From Fitness Skeptic to Empowered Coach: Theresa’s Inspiring Journey to Wellness
I would have lost a bet in Vegas if you’d told me 10 years ago that I’d be not only working out (and enjoying it!), but also helping people reach their own health and wellness goals through fitness and nutrition coaching.
Unlike many of today’s fitness coaches, I didn’t step into this role from a lifetime of sports or healthy living. In fact, you could say that fitness has been pretty much non-existent in my life – especially in my adult years.
As a child, I preferred reading, art, and music. I was in choir, and took every art and writing class that my school offered. I hated gym class because it showcased how awkward and uncoordinated I was. And forget trying out for sports – they played those games in front of people! There was no way I was signing up for public humiliation.
And most of my adult life followed the same path. Given the choice, I would much prefer to spend my time in places devoted to the gentle arts – bookstores, museums, theaters. But for some reason, active people would find me. And they would invite me to do things with them – play beach volleyball, go white water rafting, hike through the woods.
While I enjoyed spending time with these people, I loathed physical activity. I would slow down the others because of my lack of stamina. I would get out of breath quickly. I was embarrassed that I didn’t have the ability to “keep up”, but oh, how I HATED sweating and working out!
About a year after the birth of my last child, I bit the bullet. I joined Penance through a 6-week Foundations course. I was in my mid-30’s, and I was exhausted and stressed out all the time. My husband had been participating in group classes there for about 2 years (I told you, I find active people!), and he always came home happy and relaxed afterwards. I wanted to feel happy and relaxed, too.
In Foundations, I learned the basics. At the end of the 6 weeks, I knew what the different equipment we used was called, where it belonged and how to use it. I learned how to hold the different types of weights, and how to move my body with them and without them.
But when I rolled over into the regular group classes, I was FAR from consistent in my attendance. Even though I knew the basics, I hadn’t developed any confidence. I still felt like that awkward and uncoordinated teenager surrounded by athletes. Because I was. There could be as many as 30 people heaving weights in these classes. I had to use an empty bar during barbell exercises. I couldn’t do real push ups. There were movements programmed at that time that I had neither the strength nor the stamina to perform. (Thankfully, we don’t do those things anymore.)
But, over the years, however, Penance evolved. The workout structures morphed from “fastest to lastest” to “everybody all together”. We stepped away from the barbell and stopped making pull ups the base standard. (One day, I may choose to work on building enough strength to do one, but until that day comes, I have a variety of pulling options to choose from.) The new structure helped me feel more comfortable during classes. I became more consistent in my attendance and started building real strength.
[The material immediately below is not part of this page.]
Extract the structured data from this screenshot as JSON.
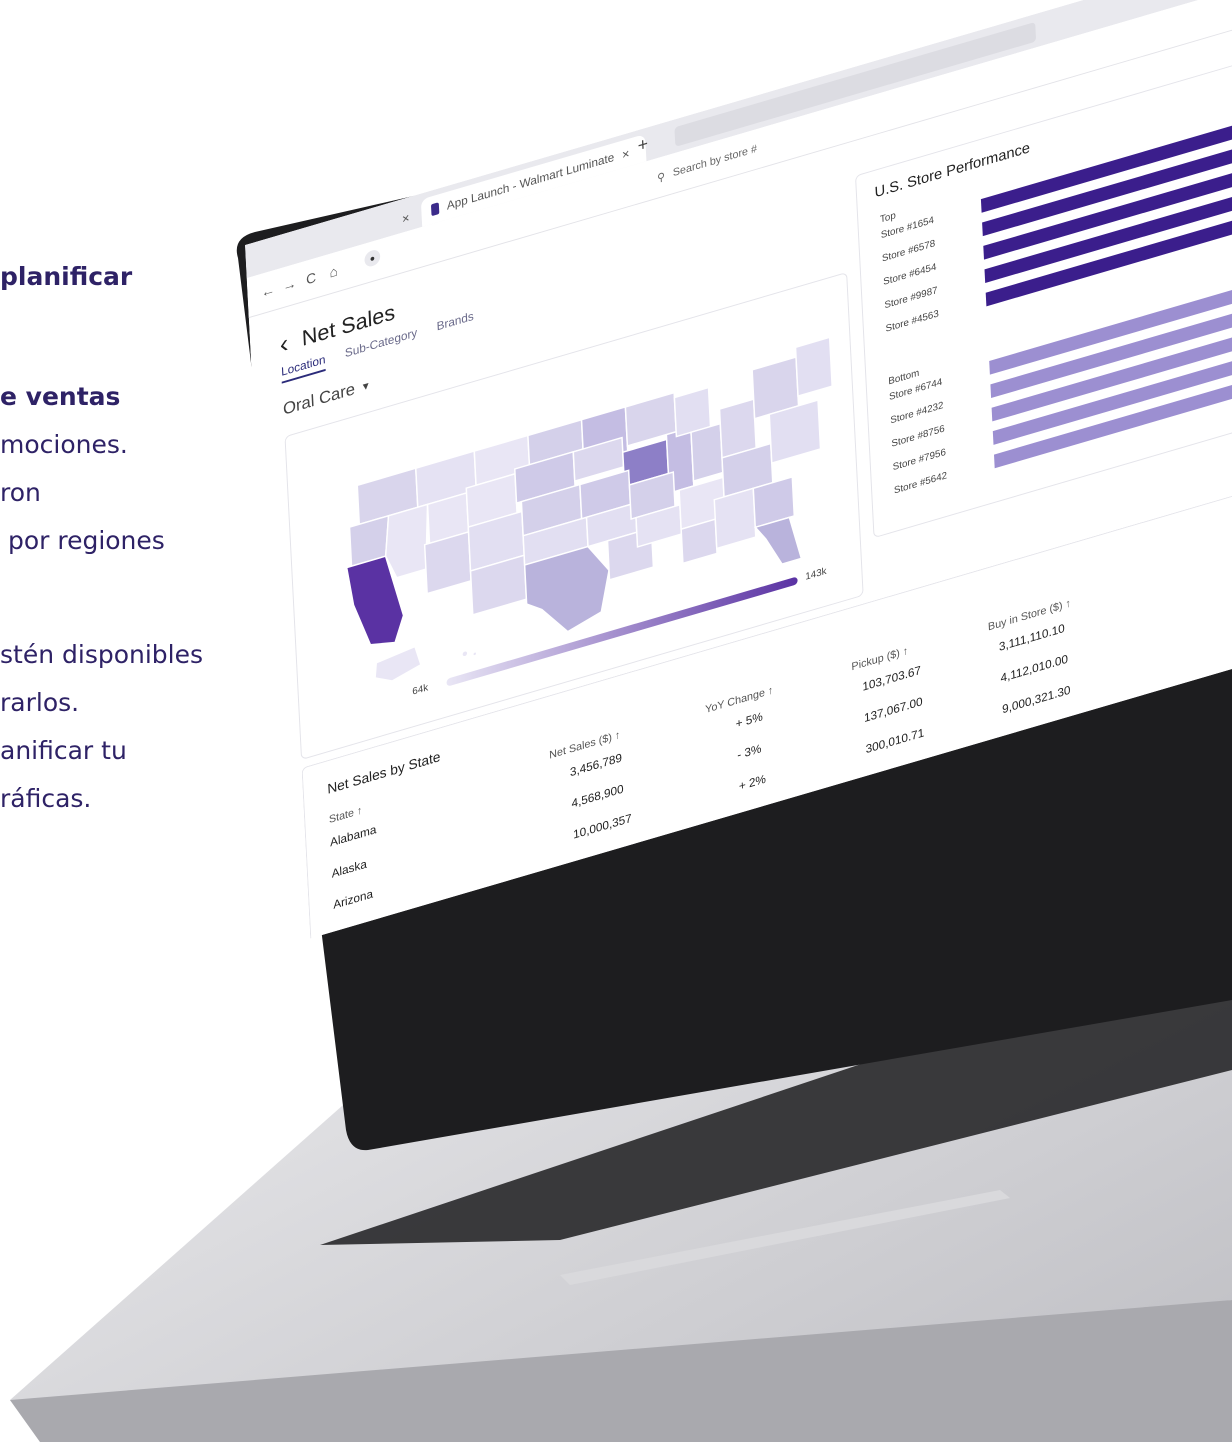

When I decided to take on the responsibility of helping other people reach their health and wellness goals, I’d been working for Penance for about 6 years in an administrative role. One of my most important responsibilities was membership management – which included our In-Person Consultation.
I had a string of these In-Person Consultations during the summer of 2021 with women who were looking for what we offered – a way to build the strength and endurance they craved while getting the guidance and education they needed to get there. And these women were our ideal clients – they were perfect for our gym. But they each had the same stipulation – they needed a woman trainer. They didn’t want to hear how awesome our male trainers were. They would only train with a woman. And we didn’t have one.
Not just any ol’ woman would do. We needed to find the right fit for us. Unfortunately, we didn’t find the “right” person… So, after lots of conversations and looking, I decided to go ahead and get certified. It was scary and WAY outside of my comfort zone, but at the end of a year, I had it. And as I’ve gained confidence over the past year of training clients, I understand now what I was missing.
I haven’t morphed into this super-active person, I’m not. I still prefer a Saturday afternoon spent reading on the couch. But working out isn’t always about killing yourself in the gym. It’s building strength to complete any single daily activity I want or need to. I can lift and carry a huge bag of dog food without needing a cart (or a man). I can move heavy boxes without waiting for my husband to get home from work. I have the stamina to work in the yard all day or keep up with my husband and two sons (very active people) when we go hiking or camping.
And I can do all of this without pain – which as a middle-aged woman is saying quite a lot.
I want my clients to experience the same sense of freedom and empowerment for themselves.